c) Never tweak your CMA. In this current market, the decision makers are the lenders, not the sellers. All lenders have recruited the assistance of other agents (BPO agents, such as myself ) to ensure they are either getting the correct value to help mitigate their loses, or in the case of a buyer, are making the loan at the appropriate risk value. The bank that I do BPOs for is Bank of America (Landsafe Appraisals), and they have tightened down on their BPO agents so much so that they have actually let some agents go, and they monitor your BPO results on a regular basis to ensure you are being consistent in your formula, as well as share best practices for determining value.

2. Appraisal – These are completed by a licensed appraisal professional and the results are much more detailed than in a CMA and as a result can be used to contest a CMA or BPO if necessary.

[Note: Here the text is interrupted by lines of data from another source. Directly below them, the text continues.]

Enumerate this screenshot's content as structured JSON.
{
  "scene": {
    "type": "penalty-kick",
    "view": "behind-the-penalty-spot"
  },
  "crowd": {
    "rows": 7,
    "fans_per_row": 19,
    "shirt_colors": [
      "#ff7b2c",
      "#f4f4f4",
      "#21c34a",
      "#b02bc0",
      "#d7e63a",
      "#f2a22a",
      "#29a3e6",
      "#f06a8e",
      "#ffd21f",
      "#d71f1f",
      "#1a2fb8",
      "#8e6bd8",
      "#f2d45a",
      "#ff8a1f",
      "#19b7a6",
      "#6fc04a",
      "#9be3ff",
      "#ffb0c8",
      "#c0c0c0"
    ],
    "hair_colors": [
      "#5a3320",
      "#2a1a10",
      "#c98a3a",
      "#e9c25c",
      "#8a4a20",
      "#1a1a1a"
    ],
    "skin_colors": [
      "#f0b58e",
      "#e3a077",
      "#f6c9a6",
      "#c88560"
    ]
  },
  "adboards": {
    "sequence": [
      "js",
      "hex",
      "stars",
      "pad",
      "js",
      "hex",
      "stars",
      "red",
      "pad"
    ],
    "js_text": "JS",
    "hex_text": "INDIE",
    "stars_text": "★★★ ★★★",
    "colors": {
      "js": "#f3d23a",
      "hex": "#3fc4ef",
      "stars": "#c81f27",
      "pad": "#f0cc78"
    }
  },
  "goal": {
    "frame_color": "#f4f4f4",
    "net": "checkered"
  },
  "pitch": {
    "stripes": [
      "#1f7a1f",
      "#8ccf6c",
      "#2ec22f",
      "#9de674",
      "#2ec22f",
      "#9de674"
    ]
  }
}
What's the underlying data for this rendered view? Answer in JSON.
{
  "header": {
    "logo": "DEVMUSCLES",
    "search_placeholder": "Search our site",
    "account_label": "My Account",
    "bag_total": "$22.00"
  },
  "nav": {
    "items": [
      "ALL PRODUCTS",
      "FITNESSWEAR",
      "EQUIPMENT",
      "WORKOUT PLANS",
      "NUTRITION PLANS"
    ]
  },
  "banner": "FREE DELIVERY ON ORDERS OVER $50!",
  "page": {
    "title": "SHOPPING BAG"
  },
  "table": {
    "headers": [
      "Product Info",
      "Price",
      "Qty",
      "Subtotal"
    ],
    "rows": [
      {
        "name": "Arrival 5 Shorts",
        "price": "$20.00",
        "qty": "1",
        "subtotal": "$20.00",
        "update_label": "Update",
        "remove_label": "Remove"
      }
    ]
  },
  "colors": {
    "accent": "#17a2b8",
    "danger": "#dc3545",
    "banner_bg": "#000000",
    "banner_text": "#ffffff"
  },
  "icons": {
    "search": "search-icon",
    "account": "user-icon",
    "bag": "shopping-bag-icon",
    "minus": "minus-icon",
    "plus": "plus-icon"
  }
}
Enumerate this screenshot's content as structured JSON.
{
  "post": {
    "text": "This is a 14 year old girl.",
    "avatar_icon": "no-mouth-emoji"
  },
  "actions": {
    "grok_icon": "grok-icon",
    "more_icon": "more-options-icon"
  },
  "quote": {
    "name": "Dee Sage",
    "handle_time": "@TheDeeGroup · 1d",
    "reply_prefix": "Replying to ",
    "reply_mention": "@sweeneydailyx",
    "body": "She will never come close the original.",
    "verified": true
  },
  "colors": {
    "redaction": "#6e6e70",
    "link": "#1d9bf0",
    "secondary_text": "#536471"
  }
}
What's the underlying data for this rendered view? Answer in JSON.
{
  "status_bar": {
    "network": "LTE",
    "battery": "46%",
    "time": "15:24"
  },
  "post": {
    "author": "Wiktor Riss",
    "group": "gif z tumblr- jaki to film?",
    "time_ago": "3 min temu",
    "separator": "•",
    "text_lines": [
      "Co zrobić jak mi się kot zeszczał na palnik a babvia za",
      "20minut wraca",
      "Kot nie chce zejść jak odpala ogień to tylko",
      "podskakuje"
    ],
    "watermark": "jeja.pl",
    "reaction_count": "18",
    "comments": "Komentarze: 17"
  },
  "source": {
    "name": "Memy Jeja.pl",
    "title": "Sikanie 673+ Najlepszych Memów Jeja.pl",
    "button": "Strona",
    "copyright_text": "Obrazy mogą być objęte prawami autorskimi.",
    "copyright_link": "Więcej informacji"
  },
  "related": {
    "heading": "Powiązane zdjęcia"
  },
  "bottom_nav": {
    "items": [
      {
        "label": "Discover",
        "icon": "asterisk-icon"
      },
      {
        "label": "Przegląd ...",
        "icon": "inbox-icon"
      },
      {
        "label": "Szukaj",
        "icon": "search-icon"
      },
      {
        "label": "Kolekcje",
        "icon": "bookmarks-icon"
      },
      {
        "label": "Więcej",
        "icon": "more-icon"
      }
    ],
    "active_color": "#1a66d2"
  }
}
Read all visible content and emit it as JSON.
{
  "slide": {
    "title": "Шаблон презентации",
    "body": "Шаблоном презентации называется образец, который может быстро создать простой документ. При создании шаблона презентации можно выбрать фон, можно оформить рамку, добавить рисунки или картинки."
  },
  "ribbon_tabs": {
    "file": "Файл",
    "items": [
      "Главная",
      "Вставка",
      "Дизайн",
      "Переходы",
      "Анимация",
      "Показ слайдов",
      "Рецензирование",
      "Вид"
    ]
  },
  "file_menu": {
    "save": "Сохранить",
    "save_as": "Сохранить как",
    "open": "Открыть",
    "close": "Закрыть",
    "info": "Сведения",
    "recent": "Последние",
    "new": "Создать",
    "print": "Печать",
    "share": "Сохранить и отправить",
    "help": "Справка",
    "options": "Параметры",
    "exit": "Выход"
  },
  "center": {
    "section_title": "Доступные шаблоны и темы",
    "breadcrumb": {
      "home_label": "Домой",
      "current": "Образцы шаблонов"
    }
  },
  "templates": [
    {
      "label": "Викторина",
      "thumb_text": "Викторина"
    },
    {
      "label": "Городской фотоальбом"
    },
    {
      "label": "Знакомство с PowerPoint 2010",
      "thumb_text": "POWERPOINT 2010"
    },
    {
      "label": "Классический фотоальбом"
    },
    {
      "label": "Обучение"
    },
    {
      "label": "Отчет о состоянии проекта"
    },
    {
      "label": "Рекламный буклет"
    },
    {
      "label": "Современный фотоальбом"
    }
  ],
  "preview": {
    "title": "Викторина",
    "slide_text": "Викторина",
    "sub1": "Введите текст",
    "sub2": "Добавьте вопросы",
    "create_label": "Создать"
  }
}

3. BPO (Broker Priced Opinion) – Typically requested by Senior lienholders, these reports are usually completed using the senior lienholder’s BPO company’s form (usually electronic and online). A pretty detailed report, asking for info such as can you determine if the property is vacant or occupied, most recent comparable three “solds”, most recent comparable three “listeds” – dates listed/sold, year of build, beds/baths, sq ft, miles from subject property, etc), and normally includes pictures of the subject property, and sometimes pictures of the comparables.

Here is a short sale negotiating tip on BPOs: Currently, these reports are updated normally every three months. That is good information to know when you are negotiating and come to a bump over price. Sometimes a three month old report can mean the difference between a denial (if the buyer’s offer is too low), and an approval (if an updated BPO is completed and comes back slightly lower).

Just to reiterate, whether you are on the REO side, short sale side, or buyer side, the lender has the final say, and they are scrutinizing values more now than before – and rightly so. So just remember to keep your value determinations above board and you will be making the best decision for all involved.

Keisha Mathews
“The Short Sale Lady” TM